• Records for this task
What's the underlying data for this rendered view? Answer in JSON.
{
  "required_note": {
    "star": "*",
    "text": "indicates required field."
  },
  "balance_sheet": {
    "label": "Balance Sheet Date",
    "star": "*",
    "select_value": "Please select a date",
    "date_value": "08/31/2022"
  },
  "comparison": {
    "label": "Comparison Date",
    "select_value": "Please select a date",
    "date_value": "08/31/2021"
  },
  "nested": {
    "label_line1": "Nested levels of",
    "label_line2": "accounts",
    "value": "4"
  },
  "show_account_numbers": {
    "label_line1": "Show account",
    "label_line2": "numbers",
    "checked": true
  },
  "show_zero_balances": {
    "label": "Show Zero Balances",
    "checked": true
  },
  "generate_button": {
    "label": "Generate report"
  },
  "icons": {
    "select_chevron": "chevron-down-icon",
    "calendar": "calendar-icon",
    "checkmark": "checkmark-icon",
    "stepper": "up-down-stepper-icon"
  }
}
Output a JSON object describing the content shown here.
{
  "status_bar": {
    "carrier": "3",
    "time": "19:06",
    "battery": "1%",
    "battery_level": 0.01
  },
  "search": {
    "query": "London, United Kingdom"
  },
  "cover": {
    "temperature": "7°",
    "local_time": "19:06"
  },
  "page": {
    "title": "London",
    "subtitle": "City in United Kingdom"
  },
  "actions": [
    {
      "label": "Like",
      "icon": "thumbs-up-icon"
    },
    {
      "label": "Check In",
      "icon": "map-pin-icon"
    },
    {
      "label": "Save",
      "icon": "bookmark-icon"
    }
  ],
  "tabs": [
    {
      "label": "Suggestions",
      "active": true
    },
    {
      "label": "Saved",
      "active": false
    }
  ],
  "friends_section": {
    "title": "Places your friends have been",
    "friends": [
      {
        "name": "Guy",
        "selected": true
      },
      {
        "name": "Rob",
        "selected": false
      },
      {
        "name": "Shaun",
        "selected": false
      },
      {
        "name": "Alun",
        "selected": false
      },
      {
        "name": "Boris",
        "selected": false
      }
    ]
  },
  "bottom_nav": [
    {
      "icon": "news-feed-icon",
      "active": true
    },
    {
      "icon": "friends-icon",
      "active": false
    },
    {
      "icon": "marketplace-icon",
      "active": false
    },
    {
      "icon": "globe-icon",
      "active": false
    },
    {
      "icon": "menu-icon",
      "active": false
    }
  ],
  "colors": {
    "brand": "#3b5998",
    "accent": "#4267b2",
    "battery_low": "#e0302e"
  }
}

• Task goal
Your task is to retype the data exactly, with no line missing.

• Answer to this task
What's the underlying data for this rendered view? Answer in JSON.
{
  "required_note": {
    "star": "*",
    "text": "indicates required field."
  },
  "balance_sheet": {
    "label": "Balance Sheet Date",
    "star": "*",
    "select_value": "Please select a date",
    "date_value": "08/31/2022"
  },
  "comparison": {
    "label": "Comparison Date",
    "select_value": "Please select a date",
    "date_value": "08/31/2021"
  },
  "nested": {
    "label_line1": "Nested levels of",
    "label_line2": "accounts",
    "value": "4"
  },
  "show_account_numbers": {
    "label_line1": "Show account",
    "label_line2": "numbers",
    "checked": true
  },
  "show_zero_balances": {
    "label": "Show Zero Balances",
    "checked": true
  },
  "generate_button": {
    "label": "Generate report"
  },
  "icons": {
    "select_chevron": "chevron-down-icon",
    "calendar": "calendar-icon",
    "checkmark": "checkmark-icon",
    "stepper": "up-down-stepper-icon"
  }
}
Output a JSON object describing the content shown here.
{
  "status_bar": {
    "carrier": "3",
    "time": "19:06",
    "battery": "1%",
    "battery_level": 0.01
  },
  "search": {
    "query": "London, United Kingdom"
  },
  "cover": {
    "temperature": "7°",
    "local_time": "19:06"
  },
  "page": {
    "title": "London",
    "subtitle": "City in United Kingdom"
  },
  "actions": [
    {
      "label": "Like",
      "icon": "thumbs-up-icon"
    },
    {
      "label": "Check In",
      "icon": "map-pin-icon"
    },
    {
      "label": "Save",
      "icon": "bookmark-icon"
    }
  ],
  "tabs": [
    {
      "label": "Suggestions",
      "active": true
    },
    {
      "label": "Saved",
      "active": false
    }
  ],
  "friends_section": {
    "title": "Places your friends have been",
    "friends": [
      {
        "name": "Guy",
        "selected": true
      },
      {
        "name": "Rob",
        "selected": false
      },
      {
        "name": "Shaun",
        "selected": false
      },
      {
        "name": "Alun",
        "selected": false
      },
      {
        "name": "Boris",
        "selected": false
      }
    ]
  },
  "bottom_nav": [
    {
      "icon": "news-feed-icon",
      "active": true
    },
    {
      "icon": "friends-icon",
      "active": false
    },
    {
      "icon": "marketplace-icon",
      "active": false
    },
    {
      "icon": "globe-icon",
      "active": false
    },
    {
      "icon": "menu-icon",
      "active": false
    }
  ],
  "colors": {
    "brand": "#3b5998",
    "accent": "#4267b2",
    "battery_low": "#e0302e"
  }
}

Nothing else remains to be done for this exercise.